Print all the entries exactly.

[RECORDED DATA]

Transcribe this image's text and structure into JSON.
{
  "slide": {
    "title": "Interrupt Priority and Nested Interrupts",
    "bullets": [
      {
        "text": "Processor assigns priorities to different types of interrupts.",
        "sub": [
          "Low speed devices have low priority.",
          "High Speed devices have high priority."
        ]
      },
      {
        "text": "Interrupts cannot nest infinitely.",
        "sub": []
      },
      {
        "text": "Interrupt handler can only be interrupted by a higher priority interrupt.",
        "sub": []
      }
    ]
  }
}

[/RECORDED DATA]

_ANSWER BOX:_
Transcribe this image's text and structure into JSON.
{
  "slide": {
    "title": "Interrupt Priority and Nested Interrupts",
    "bullets": [
      {
        "text": "Processor assigns priorities to different types of interrupts.",
        "sub": [
          "Low speed devices have low priority.",
          "High Speed devices have high priority."
        ]
      },
      {
        "text": "Interrupts cannot nest infinitely.",
        "sub": []
      },
      {
        "text": "Interrupt handler can only be interrupted by a higher priority interrupt.",
        "sub": []
      }
    ]
  }
}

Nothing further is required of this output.